Yesterday, I attended a meeting of the Racial Justice Committee for First Unitarian Society in Milwaukee. We spoke quite a lot about this very topic.

Unitarian Universalism, is (le sigh) sometimes difficult to swallow. The large part of congregations are made up of wealthy white people, often suburban. And while these rich liberals are good-hearted, often (and I know this from personal experience) they are ignorant and preachy and it's hard to give them the benefit of the doubt and continue attending church when met with the hypocritical feelings that I have been in the past.

At any rate, if you're up for some reading, look around the UUA website (uua.org) and it may answer some of your questions.
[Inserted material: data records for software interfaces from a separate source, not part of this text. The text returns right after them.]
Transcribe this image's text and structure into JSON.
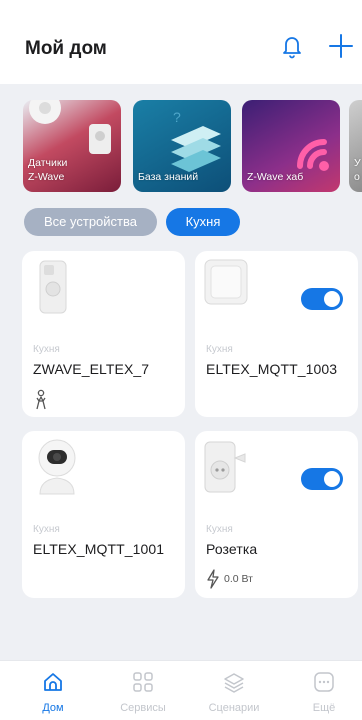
{
  "header": {
    "title": "Мой дом",
    "bell_icon": "bell-icon",
    "add_icon": "plus-icon"
  },
  "tiles": [
    {
      "label": "Датчики\nZ-Wave",
      "color": "#b5364f"
    },
    {
      "label": "База знаний",
      "color": "#0e5f8a"
    },
    {
      "label": "Z-Wave хаб",
      "color": "#5a2a8e"
    },
    {
      "label": "У\nо",
      "color": "#8a8a8a"
    }
  ],
  "filters": {
    "all": "Все устройства",
    "kitchen": "Кухня"
  },
  "devices": [
    {
      "room": "Кухня",
      "name": "ZWAVE_ELTEX_7",
      "status_icon": "motion-person-icon"
    },
    {
      "room": "Кухня",
      "name": "ELTEX_MQTT_1003",
      "toggle_on": true
    },
    {
      "room": "Кухня",
      "name": "ELTEX_MQTT_1001"
    },
    {
      "room": "Кухня",
      "name": "Розетка",
      "toggle_on": true,
      "power": "0.0 Вт",
      "power_icon": "lightning-icon"
    }
  ],
  "tabbar": [
    {
      "label": "Дом",
      "icon": "home-icon",
      "active": true
    },
    {
      "label": "Сервисы",
      "icon": "grid-icon",
      "active": false
    },
    {
      "label": "Сценарии",
      "icon": "layers-icon",
      "active": false
    },
    {
      "label": "Ещё",
      "icon": "more-icon",
      "active": false
    }
  ],
  "colors": {
    "accent": "#1677e5",
    "background": "#eef0f4"
  }
}
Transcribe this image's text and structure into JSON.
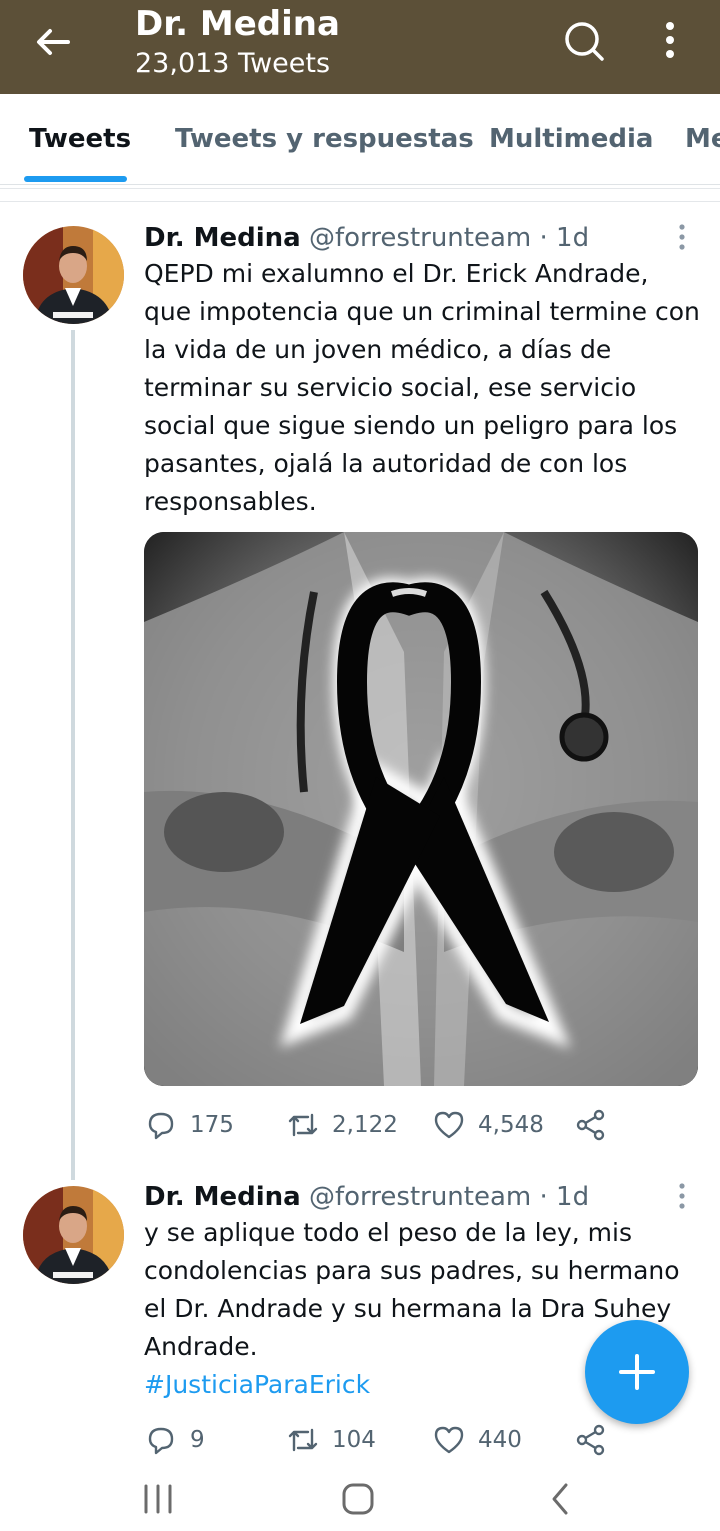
{
  "header": {
    "title": "Dr. Medina",
    "subtitle": "23,013 Tweets",
    "bg_color": "#5c5038",
    "icons": [
      "back-arrow-icon",
      "search-icon",
      "more-vertical-icon"
    ]
  },
  "tabs": [
    {
      "label": "Tweets",
      "active": true
    },
    {
      "label": "Tweets y respuestas",
      "active": false
    },
    {
      "label": "Multimedia",
      "active": false
    },
    {
      "label": "Me",
      "active": false
    }
  ],
  "accent_color": "#1d9bf0",
  "tweets": [
    {
      "name": "Dr. Medina",
      "handle": "@forrestrunteam",
      "time": "· 1d",
      "text": "QEPD mi exalumno el Dr. Erick Andrade,\nque impotencia que un criminal termine con\nla vida de un joven médico, a días de\nterminar su servicio social, ese servicio\nsocial que sigue siendo un peligro para los\npasantes, ojalá la autoridad de con los\nresponsables.",
      "media": "black-mourning-ribbon-over-doctor-in-lab-coat",
      "replies": "175",
      "retweets": "2,122",
      "likes": "4,548"
    },
    {
      "name": "Dr. Medina",
      "handle": "@forrestrunteam",
      "time": "· 1d",
      "text": "y se aplique todo el peso de la ley, mis\ncondolencias para sus padres, su hermano\nel Dr. Andrade y su hermana la Dra Suhey\nAndrade.",
      "hashtag": "#JusticiaParaErick",
      "replies": "9",
      "retweets": "104",
      "likes": "440"
    }
  ],
  "fab": {
    "icon": "plus-icon"
  },
  "system_nav": {
    "icons": [
      "recent-apps-icon",
      "home-icon",
      "back-icon"
    ]
  }
}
Me said...

Hi Sara,

Thanks for joining in at the Meltingpot and for your insider information. Very interesting perspective. I'll def. read up on the website and I think the family and I will visit the church again. I have to say, their Sunday school curriculum seems well organized and right on point for my kids.

Have fun working at MYSO! That's so cool.
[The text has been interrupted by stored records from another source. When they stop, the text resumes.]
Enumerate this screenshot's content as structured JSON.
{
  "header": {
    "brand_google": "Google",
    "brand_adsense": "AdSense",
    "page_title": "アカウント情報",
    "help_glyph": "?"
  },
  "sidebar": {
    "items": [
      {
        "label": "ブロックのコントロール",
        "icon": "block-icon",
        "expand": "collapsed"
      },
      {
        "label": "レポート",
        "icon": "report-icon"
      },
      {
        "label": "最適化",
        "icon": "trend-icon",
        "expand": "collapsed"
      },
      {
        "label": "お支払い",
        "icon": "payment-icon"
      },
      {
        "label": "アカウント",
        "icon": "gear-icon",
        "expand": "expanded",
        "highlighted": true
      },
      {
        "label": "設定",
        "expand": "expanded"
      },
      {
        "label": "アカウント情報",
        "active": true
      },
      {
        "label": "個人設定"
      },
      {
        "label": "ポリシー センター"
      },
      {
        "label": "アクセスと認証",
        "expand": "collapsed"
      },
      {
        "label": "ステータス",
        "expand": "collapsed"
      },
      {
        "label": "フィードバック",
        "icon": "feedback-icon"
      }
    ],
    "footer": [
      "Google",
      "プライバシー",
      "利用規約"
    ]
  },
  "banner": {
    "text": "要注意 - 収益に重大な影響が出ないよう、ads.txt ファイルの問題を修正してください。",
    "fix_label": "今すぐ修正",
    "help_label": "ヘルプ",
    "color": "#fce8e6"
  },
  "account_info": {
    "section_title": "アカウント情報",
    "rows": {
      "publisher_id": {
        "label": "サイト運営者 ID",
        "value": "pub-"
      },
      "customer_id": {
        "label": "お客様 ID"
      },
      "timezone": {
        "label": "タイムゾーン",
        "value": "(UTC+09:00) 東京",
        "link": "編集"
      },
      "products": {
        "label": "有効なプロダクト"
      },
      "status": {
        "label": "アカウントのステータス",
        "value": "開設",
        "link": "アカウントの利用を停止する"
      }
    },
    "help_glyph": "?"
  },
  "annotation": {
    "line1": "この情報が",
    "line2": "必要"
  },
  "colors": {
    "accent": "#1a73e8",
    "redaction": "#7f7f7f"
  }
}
Carleen Brice said...

The Unitarians own Beacon Press (which has published 2 of my books). I've long been a fan, but this post really makes me think about checking out a church and attending a service.

Funny about black churches and sexuality. All those gay male choir leaders, yet it's ok if you just don't talk about it? LOL!
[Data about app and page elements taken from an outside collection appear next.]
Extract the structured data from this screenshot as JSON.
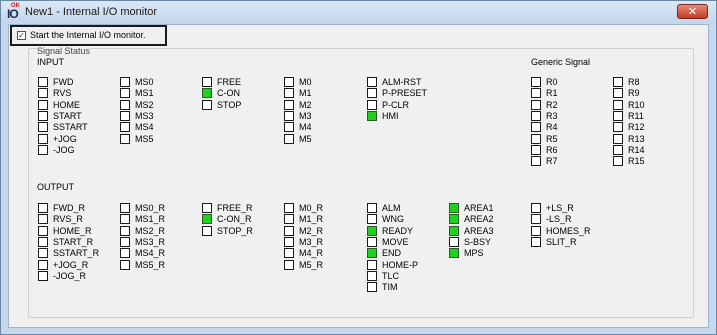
{
  "window": {
    "title": "New1 - Internal I/O monitor",
    "close_glyph": "✕",
    "icon": "io-app-icon",
    "icon_letters": "IO",
    "icon_superscript": "OK"
  },
  "start_monitor": {
    "label": "Start the Internal I/O monitor.",
    "checked": true
  },
  "signal_status": {
    "label": "Signal Status"
  },
  "input": {
    "heading": "INPUT",
    "columns": [
      [
        {
          "name": "FWD",
          "on": false
        },
        {
          "name": "RVS",
          "on": false
        },
        {
          "name": "HOME",
          "on": false
        },
        {
          "name": "START",
          "on": false
        },
        {
          "name": "SSTART",
          "on": false
        },
        {
          "name": "+JOG",
          "on": false
        },
        {
          "name": "-JOG",
          "on": false
        }
      ],
      [
        {
          "name": "MS0",
          "on": false
        },
        {
          "name": "MS1",
          "on": false
        },
        {
          "name": "MS2",
          "on": false
        },
        {
          "name": "MS3",
          "on": false
        },
        {
          "name": "MS4",
          "on": false
        },
        {
          "name": "MS5",
          "on": false
        }
      ],
      [
        {
          "name": "FREE",
          "on": false
        },
        {
          "name": "C-ON",
          "on": true
        },
        {
          "name": "STOP",
          "on": false
        }
      ],
      [
        {
          "name": "M0",
          "on": false
        },
        {
          "name": "M1",
          "on": false
        },
        {
          "name": "M2",
          "on": false
        },
        {
          "name": "M3",
          "on": false
        },
        {
          "name": "M4",
          "on": false
        },
        {
          "name": "M5",
          "on": false
        }
      ],
      [
        {
          "name": "ALM-RST",
          "on": false
        },
        {
          "name": "P-PRESET",
          "on": false
        },
        {
          "name": "P-CLR",
          "on": false
        },
        {
          "name": "HMI",
          "on": true
        }
      ]
    ]
  },
  "generic": {
    "heading": "Generic Signal",
    "columns": [
      [
        {
          "name": "R0",
          "on": false
        },
        {
          "name": "R1",
          "on": false
        },
        {
          "name": "R2",
          "on": false
        },
        {
          "name": "R3",
          "on": false
        },
        {
          "name": "R4",
          "on": false
        },
        {
          "name": "R5",
          "on": false
        },
        {
          "name": "R6",
          "on": false
        },
        {
          "name": "R7",
          "on": false
        }
      ],
      [
        {
          "name": "R8",
          "on": false
        },
        {
          "name": "R9",
          "on": false
        },
        {
          "name": "R10",
          "on": false
        },
        {
          "name": "R11",
          "on": false
        },
        {
          "name": "R12",
          "on": false
        },
        {
          "name": "R13",
          "on": false
        },
        {
          "name": "R14",
          "on": false
        },
        {
          "name": "R15",
          "on": false
        }
      ]
    ]
  },
  "output": {
    "heading": "OUTPUT",
    "columns": [
      [
        {
          "name": "FWD_R",
          "on": false
        },
        {
          "name": "RVS_R",
          "on": false
        },
        {
          "name": "HOME_R",
          "on": false
        },
        {
          "name": "START_R",
          "on": false
        },
        {
          "name": "SSTART_R",
          "on": false
        },
        {
          "name": "+JOG_R",
          "on": false
        },
        {
          "name": "-JOG_R",
          "on": false
        }
      ],
      [
        {
          "name": "MS0_R",
          "on": false
        },
        {
          "name": "MS1_R",
          "on": false
        },
        {
          "name": "MS2_R",
          "on": false
        },
        {
          "name": "MS3_R",
          "on": false
        },
        {
          "name": "MS4_R",
          "on": false
        },
        {
          "name": "MS5_R",
          "on": false
        }
      ],
      [
        {
          "name": "FREE_R",
          "on": false
        },
        {
          "name": "C-ON_R",
          "on": true
        },
        {
          "name": "STOP_R",
          "on": false
        }
      ],
      [
        {
          "name": "M0_R",
          "on": false
        },
        {
          "name": "M1_R",
          "on": false
        },
        {
          "name": "M2_R",
          "on": false
        },
        {
          "name": "M3_R",
          "on": false
        },
        {
          "name": "M4_R",
          "on": false
        },
        {
          "name": "M5_R",
          "on": false
        }
      ],
      [
        {
          "name": "ALM",
          "on": false
        },
        {
          "name": "WNG",
          "on": false
        },
        {
          "name": "READY",
          "on": true
        },
        {
          "name": "MOVE",
          "on": false
        },
        {
          "name": "END",
          "on": true
        },
        {
          "name": "HOME-P",
          "on": false
        },
        {
          "name": "TLC",
          "on": false
        },
        {
          "name": "TIM",
          "on": false
        }
      ],
      [
        {
          "name": "AREA1",
          "on": true
        },
        {
          "name": "AREA2",
          "on": true
        },
        {
          "name": "AREA3",
          "on": true
        },
        {
          "name": "S-BSY",
          "on": false
        },
        {
          "name": "MPS",
          "on": true
        }
      ],
      [
        {
          "name": "+LS_R",
          "on": false
        },
        {
          "name": "-LS_R",
          "on": false
        },
        {
          "name": "HOMES_R",
          "on": false
        },
        {
          "name": "SLIT_R",
          "on": false
        }
      ]
    ]
  },
  "colors": {
    "on": "#22d01e",
    "off": "#ffffff",
    "titlebar": "#c6d8ee",
    "close": "#c13b24"
  }
}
Anonymous said...

I'm an African American woman who is interested in Unitarianism. (Smile at your interracial marriage-I love Latino men too). I quickly noticed in my web surfing that there aren't many Black Unitarians! There is a local church where the median age is 65. I'm single and hopefully, looking to meet others to be active with. I saw a singles group that camps-it looked "fun" although I'm not much of a camper. At this rate, I'll try anything. I'm looking to connect.

I found this intriguing web page that is relatively blank. It promotes Latino Unitarianism.

http://www.luuna.org/newcomers.php

Unitarianism appeals to me because it seems dogma free and doesn't say WE are the only TRUE way.

I think that many Blacks may not be aware of the Unitarian church. The style of worship may also be off putting to many Blacks. It feels to me like the average Black person is brainwashed to read the bible 24/7 & quote it without giving any thought to anything else. I wasn't raised that way. I recently made a new friend who is encouraging me to attend her church. I find it odd that she tells me I need someone to "help" me read the bible and understand it. It feels like indoctrination to me.

Here I am speaking about Unitarianism and I've yet to attend a single service. I know that I am seeking. From everything I've read this seems like a fit in some ways. I've always felt that it's really sad how people who want you in their church will be so friendly and open but personally it feels like they are ONLY interested in you as a potential church member. Why can't someone care about me and my life even if I am not affiliated with a church?

Another thing that is "interesting" there is a UT single's web site and from what I've seen the men are still doing the "I'm only attracted to thin women or I'm looking for someone who takes care of themselves physically" BS! I thought Unitarianism was about accepting all people.

akmmd said...

AAs as you may know have a deep Christian tradition that extended before slavery in this country.It is deeply rooted in our culture and for some, provides the spiritual comfort needed against the pervasiveness of racism. UUs believe in finding your own path which does may not provide the structure or discipline AAs need. Because slaves were forbidden in part to practice their religious traditions, it made sense to practice the religion of their owner even though they largely had no choice. I'm sure AAs think on some level even today, Christians can't possibly hate fellow Christians. We all know that is a false assumption. I am a proud AA UU for many years.